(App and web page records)
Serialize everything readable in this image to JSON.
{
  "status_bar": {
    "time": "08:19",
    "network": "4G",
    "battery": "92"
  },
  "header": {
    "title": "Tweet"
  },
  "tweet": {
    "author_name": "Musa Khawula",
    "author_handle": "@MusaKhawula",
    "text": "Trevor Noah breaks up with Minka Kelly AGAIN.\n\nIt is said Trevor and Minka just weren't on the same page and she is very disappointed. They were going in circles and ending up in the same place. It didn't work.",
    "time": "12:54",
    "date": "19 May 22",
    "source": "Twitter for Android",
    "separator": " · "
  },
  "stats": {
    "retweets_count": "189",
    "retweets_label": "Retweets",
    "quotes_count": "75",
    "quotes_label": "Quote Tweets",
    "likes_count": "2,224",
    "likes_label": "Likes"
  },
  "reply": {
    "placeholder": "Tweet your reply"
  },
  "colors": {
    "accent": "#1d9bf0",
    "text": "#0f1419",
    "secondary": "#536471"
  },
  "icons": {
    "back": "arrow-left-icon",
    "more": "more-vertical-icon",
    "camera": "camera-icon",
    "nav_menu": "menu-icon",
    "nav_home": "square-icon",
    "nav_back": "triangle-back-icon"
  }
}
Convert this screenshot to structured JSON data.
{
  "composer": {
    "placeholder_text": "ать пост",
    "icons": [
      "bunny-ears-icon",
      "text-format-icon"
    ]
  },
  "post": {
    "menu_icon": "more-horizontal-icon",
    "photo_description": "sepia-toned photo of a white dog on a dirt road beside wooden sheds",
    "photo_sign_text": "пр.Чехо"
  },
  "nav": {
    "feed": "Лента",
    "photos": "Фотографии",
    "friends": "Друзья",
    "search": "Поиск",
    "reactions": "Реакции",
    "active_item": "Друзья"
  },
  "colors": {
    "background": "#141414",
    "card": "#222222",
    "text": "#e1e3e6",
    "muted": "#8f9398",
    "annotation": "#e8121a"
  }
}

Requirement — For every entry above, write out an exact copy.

Output of the task —
Serialize everything readable in this image to JSON.
{
  "status_bar": {
    "time": "08:19",
    "network": "4G",
    "battery": "92"
  },
  "header": {
    "title": "Tweet"
  },
  "tweet": {
    "author_name": "Musa Khawula",
    "author_handle": "@MusaKhawula",
    "text": "Trevor Noah breaks up with Minka Kelly AGAIN.\n\nIt is said Trevor and Minka just weren't on the same page and she is very disappointed. They were going in circles and ending up in the same place. It didn't work.",
    "time": "12:54",
    "date": "19 May 22",
    "source": "Twitter for Android",
    "separator": " · "
  },
  "stats": {
    "retweets_count": "189",
    "retweets_label": "Retweets",
    "quotes_count": "75",
    "quotes_label": "Quote Tweets",
    "likes_count": "2,224",
    "likes_label": "Likes"
  },
  "reply": {
    "placeholder": "Tweet your reply"
  },
  "colors": {
    "accent": "#1d9bf0",
    "text": "#0f1419",
    "secondary": "#536471"
  },
  "icons": {
    "back": "arrow-left-icon",
    "more": "more-vertical-icon",
    "camera": "camera-icon",
    "nav_menu": "menu-icon",
    "nav_home": "square-icon",
    "nav_back": "triangle-back-icon"
  }
}
Convert this screenshot to structured JSON data.
{
  "composer": {
    "placeholder_text": "ать пост",
    "icons": [
      "bunny-ears-icon",
      "text-format-icon"
    ]
  },
  "post": {
    "menu_icon": "more-horizontal-icon",
    "photo_description": "sepia-toned photo of a white dog on a dirt road beside wooden sheds",
    "photo_sign_text": "пр.Чехо"
  },
  "nav": {
    "feed": "Лента",
    "photos": "Фотографии",
    "friends": "Друзья",
    "search": "Поиск",
    "reactions": "Реакции",
    "active_item": "Друзья"
  },
  "colors": {
    "background": "#141414",
    "card": "#222222",
    "text": "#e1e3e6",
    "muted": "#8f9398",
    "annotation": "#e8121a"
  }
}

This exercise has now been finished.